But times have changed since Ilgauskas' last foot surgery in 2001. He had his feet structurally altered in that surgery, a last-ditch effort to save his career.
So far, the surgery has been a rousing success, a borderline-miracle. Not only is Ilgauskas on the floor every night, he is one of the top offensive centers in the game and hands-down the Cavaliers' second-best player.
Gilbert must sit up and realize "Z" is not just the broken-foot man. Yes, that is an indelible part of his career, but to view him only in that light is doing him a great disservice. He is now playing with virtually no fear of foot problems, and if "Z" can do that, after nearly staring the end of his career in the face, those that pay his salary should be able to as well.
Ilgauskas is important to the Cavaliers, important to the team they are trying to build around LeBron James. If there is a silver lining to his foot problems, it saved wear on the rest of his body by keeping him out of action for parts of four seasons. Ilgauskas is less likely to develop back and knee problems that hamper other big men as they inch into their 30s. "Z" has not missed a game due to injury, foot or otherwise, in four years. Tim Duncan and Shaquille O'Neal haven't done that. If that type of durability is not worthy of an extension, what is?

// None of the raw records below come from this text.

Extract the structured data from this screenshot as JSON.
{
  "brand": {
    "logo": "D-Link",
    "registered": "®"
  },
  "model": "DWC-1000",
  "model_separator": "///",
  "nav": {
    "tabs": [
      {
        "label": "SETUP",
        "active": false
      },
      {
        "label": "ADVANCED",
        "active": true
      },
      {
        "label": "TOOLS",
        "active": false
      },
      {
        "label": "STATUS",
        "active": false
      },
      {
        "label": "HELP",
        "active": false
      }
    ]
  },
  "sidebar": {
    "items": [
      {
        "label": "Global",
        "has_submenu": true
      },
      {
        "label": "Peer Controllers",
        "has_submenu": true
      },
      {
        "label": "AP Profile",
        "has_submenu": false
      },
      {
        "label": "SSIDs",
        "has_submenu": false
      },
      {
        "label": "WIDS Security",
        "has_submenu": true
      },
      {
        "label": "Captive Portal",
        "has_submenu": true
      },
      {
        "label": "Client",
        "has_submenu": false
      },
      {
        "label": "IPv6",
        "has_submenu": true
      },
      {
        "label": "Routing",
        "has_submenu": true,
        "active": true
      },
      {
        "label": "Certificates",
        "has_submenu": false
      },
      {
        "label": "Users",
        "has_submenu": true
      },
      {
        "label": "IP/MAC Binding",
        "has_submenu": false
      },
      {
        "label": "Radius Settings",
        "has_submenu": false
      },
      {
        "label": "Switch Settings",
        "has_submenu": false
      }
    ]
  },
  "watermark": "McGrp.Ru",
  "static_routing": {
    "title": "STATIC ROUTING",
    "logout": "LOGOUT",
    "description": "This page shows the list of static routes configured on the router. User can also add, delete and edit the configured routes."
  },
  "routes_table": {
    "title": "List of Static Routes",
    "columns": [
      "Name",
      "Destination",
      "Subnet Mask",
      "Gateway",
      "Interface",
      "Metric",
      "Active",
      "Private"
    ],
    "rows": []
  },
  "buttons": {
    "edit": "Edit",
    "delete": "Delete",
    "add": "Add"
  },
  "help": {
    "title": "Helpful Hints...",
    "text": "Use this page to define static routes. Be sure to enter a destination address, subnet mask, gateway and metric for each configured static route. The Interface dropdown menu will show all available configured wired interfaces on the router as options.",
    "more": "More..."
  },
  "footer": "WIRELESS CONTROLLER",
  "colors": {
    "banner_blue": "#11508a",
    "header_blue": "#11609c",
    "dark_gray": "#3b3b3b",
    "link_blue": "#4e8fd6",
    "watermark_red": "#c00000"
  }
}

If Gilbert can't realize what Ilgauskas means to the Cavaliers, it is up to general manager Jim Paxson and outgoing majority owner Gordon Gund to educate him. Of course, with rumors seeping in about Gilbert wanting to bring in his own guy (namely, Bill Laimbeer) to run the Cavs, Paxson may follow Gund and Ilgauskas out the door.
If it's all true, Gilbert is playing Russian Roulette with his ability to keep LeBron in a Cleveland uniform in two years. He either has to keep LeBron happy, or win LeBron over to his way of thinking.
LeBron has a tremendous sense of loyalty to his coach and many of his teammates, chief among them the quiet yet likeable Ilgauskas. Loyalty is good in Gilbert's cutthroat world of business only when it serves you (read: makes you money). Usually, when you're a self-made millionaire, you are much more prone to do things your way because that's how you got rich in the first place.
But the caution, the warning, the red flag to Gilbert: For the first time in a long time, things are looking good for the Cavaliers. It wasn't always this good. Usually, it's been pretty bad.
If it ain't broke, Mr. Gilbert, don't fix it.